Men’s blood has higher levels than women’s of a key enzyme used by the new coronavirus to infect cells, the results of a big European study showed on Monday — a finding which may help explain why men are more vulnerable to infection with COVID-19.
Angiotensin-converting enzyme 2 (ACE2) is found in the heart, kidneys and other organs. In COVID-19, the respiratory disease caused by the novel coronavirus, it is thought to play a role in how the infection progresses into the lungs.
The study, published in the European Heart Journal, also found that widely-prescribed drugs called ACE inhibitors or angiotensin receptor blockers (ARBs) did not lead to higher ACE2 concentrations and should therefore not increase the COVID-19 risk for people taking them.
ACE inhibitors and ARBs are widely prescribed to patients with congestive heart failure, diabetes or kidney disease. The drugs account for billions of dollars in prescription sales worldwide.
“Our findings do not support the discontinuation of these drugs in COVID-19 patients,” said Adriaan Voors, a professor of cardiology at the University Medical Center (UMC) Groningen in The Netherlands, who co-led the study.

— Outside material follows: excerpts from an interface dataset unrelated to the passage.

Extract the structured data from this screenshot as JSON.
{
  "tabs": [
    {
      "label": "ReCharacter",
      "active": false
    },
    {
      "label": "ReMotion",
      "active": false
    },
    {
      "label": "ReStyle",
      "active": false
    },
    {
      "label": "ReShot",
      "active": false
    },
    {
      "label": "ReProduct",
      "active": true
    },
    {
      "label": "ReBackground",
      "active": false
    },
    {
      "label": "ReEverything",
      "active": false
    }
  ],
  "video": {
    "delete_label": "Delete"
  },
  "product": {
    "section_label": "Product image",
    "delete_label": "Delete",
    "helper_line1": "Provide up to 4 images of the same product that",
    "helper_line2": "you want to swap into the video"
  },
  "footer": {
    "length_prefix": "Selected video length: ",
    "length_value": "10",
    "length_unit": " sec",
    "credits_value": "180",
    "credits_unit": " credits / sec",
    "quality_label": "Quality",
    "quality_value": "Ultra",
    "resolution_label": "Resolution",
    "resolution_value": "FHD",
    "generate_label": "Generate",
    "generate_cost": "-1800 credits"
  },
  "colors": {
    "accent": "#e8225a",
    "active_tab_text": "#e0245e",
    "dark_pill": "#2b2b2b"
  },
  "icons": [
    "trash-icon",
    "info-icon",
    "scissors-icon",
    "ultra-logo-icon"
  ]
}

The COVID-19 pandemic has infected more than 4 million people worldwide and killed almost 277,000, according to a tally. Death and infection tolls point to men being more likely than women to contract the disease and to suffer severe or critical complications if they do.